# ACTIVITY
Report every line of the records that includes the word "PxPay".

(Stored items)
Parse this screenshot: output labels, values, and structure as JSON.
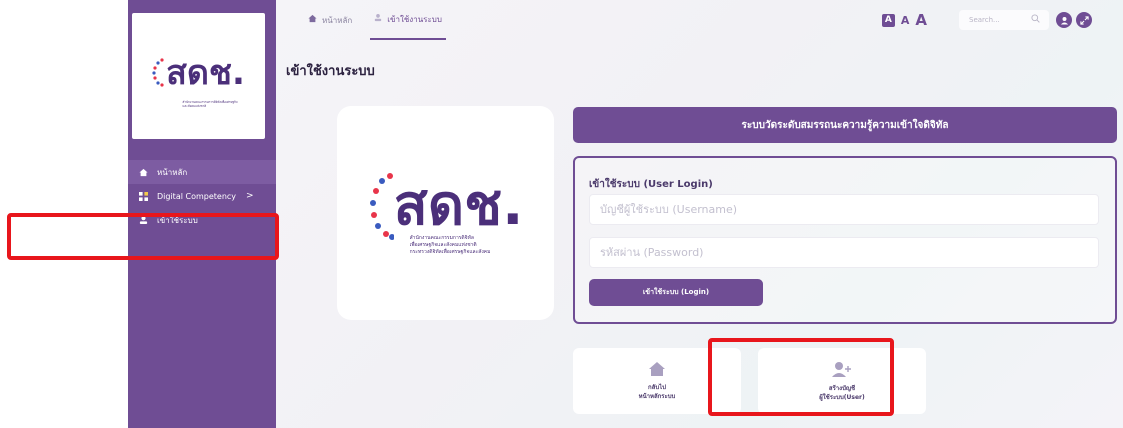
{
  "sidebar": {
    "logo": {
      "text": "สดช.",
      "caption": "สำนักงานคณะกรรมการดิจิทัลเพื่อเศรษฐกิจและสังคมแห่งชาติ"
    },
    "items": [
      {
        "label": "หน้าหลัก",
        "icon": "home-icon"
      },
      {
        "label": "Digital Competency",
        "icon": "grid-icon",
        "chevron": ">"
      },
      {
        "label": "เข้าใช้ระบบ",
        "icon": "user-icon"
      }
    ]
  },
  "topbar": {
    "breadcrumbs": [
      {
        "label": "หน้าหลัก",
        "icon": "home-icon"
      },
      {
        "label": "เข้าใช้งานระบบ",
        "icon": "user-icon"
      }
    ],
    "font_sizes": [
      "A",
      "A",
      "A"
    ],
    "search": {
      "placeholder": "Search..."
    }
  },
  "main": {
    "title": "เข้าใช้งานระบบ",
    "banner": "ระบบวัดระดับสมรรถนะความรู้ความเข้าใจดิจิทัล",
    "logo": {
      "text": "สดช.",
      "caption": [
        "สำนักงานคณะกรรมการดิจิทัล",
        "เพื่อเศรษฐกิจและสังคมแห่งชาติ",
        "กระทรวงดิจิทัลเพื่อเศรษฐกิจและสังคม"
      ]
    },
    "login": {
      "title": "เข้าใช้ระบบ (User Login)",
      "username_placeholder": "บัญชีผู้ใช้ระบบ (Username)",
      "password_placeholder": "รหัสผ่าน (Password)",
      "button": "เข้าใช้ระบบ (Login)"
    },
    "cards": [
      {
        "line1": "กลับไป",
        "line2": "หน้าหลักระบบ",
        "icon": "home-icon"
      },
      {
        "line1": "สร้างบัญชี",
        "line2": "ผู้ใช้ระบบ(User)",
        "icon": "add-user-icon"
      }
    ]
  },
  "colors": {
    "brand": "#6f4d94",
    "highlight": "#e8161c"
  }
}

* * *

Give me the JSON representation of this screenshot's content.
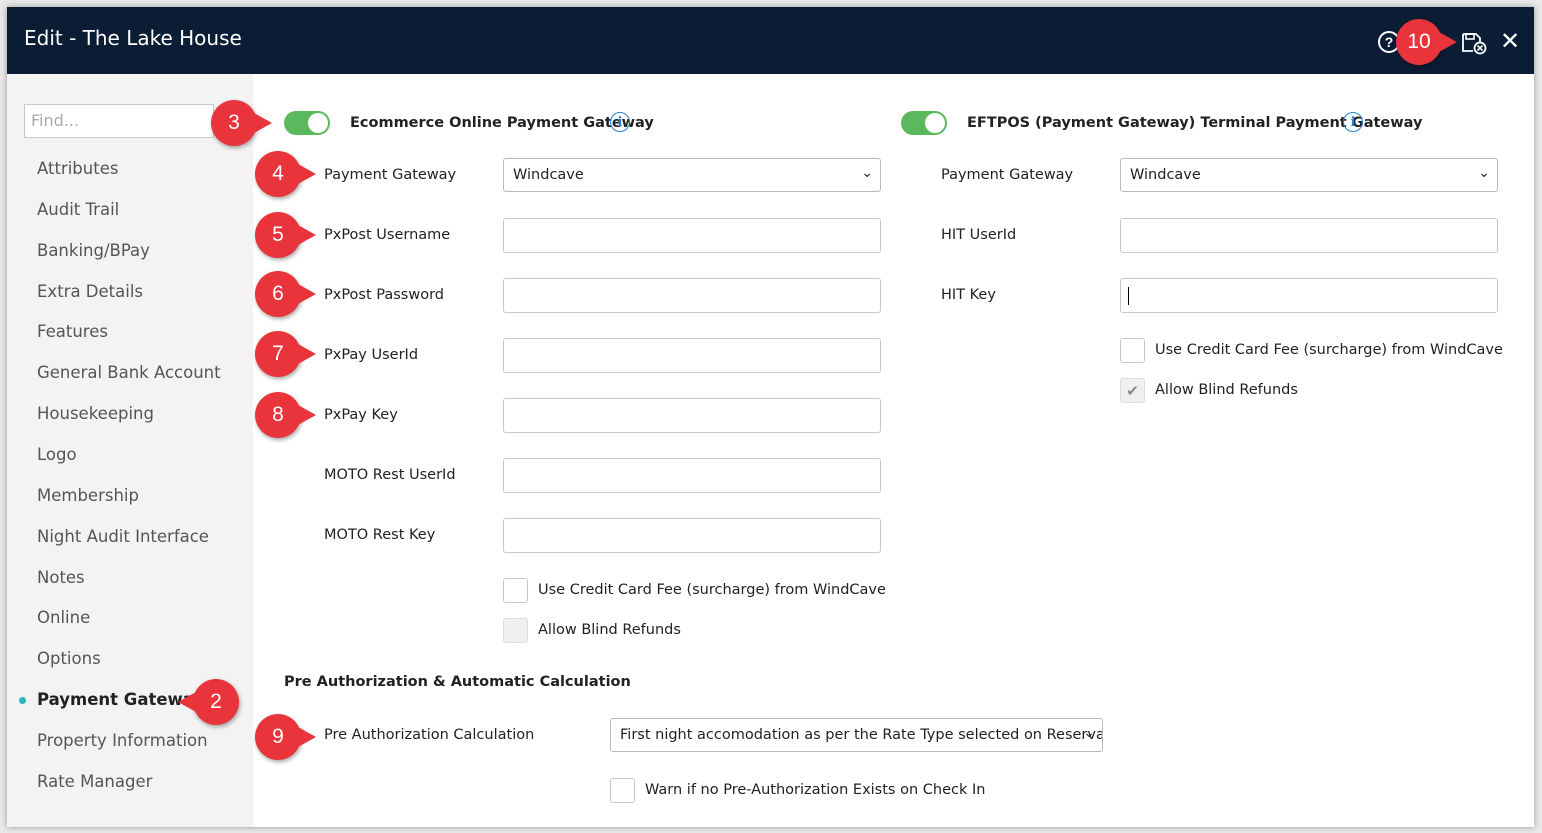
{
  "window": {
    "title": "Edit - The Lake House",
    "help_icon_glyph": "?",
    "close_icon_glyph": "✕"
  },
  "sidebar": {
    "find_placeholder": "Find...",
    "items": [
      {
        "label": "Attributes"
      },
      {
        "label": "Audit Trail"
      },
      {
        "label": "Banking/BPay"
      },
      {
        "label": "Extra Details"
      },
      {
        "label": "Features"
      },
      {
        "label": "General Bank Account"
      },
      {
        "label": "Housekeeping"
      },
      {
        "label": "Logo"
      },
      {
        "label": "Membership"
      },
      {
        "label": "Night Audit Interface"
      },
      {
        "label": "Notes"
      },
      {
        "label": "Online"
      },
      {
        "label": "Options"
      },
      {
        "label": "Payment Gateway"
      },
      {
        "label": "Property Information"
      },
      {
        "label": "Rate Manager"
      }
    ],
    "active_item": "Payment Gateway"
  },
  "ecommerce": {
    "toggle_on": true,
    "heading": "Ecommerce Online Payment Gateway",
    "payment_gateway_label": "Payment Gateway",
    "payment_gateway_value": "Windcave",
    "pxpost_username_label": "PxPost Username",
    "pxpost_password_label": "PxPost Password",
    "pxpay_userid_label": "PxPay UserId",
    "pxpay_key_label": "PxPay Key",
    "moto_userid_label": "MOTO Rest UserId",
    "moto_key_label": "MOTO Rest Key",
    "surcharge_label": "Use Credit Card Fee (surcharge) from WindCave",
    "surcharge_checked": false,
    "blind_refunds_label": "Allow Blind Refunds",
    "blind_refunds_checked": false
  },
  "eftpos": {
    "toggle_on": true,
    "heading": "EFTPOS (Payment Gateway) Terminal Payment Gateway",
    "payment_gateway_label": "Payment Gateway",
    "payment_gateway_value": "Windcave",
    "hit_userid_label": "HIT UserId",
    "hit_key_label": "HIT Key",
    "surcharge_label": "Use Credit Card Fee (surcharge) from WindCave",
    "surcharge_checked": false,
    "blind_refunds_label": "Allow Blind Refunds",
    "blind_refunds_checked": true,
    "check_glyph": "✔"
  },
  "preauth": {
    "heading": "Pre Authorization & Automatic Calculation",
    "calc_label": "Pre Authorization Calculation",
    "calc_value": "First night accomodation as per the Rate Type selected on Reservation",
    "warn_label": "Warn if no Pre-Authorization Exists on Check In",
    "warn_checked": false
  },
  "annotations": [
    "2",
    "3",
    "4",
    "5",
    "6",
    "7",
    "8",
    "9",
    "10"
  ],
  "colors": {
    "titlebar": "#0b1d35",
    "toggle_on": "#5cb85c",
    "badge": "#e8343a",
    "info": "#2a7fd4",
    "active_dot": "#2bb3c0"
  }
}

# WRITTEN ANSWER
    "pxpay_userid_label": "PxPay UserId",
    "pxpay_key_label": "PxPay Key",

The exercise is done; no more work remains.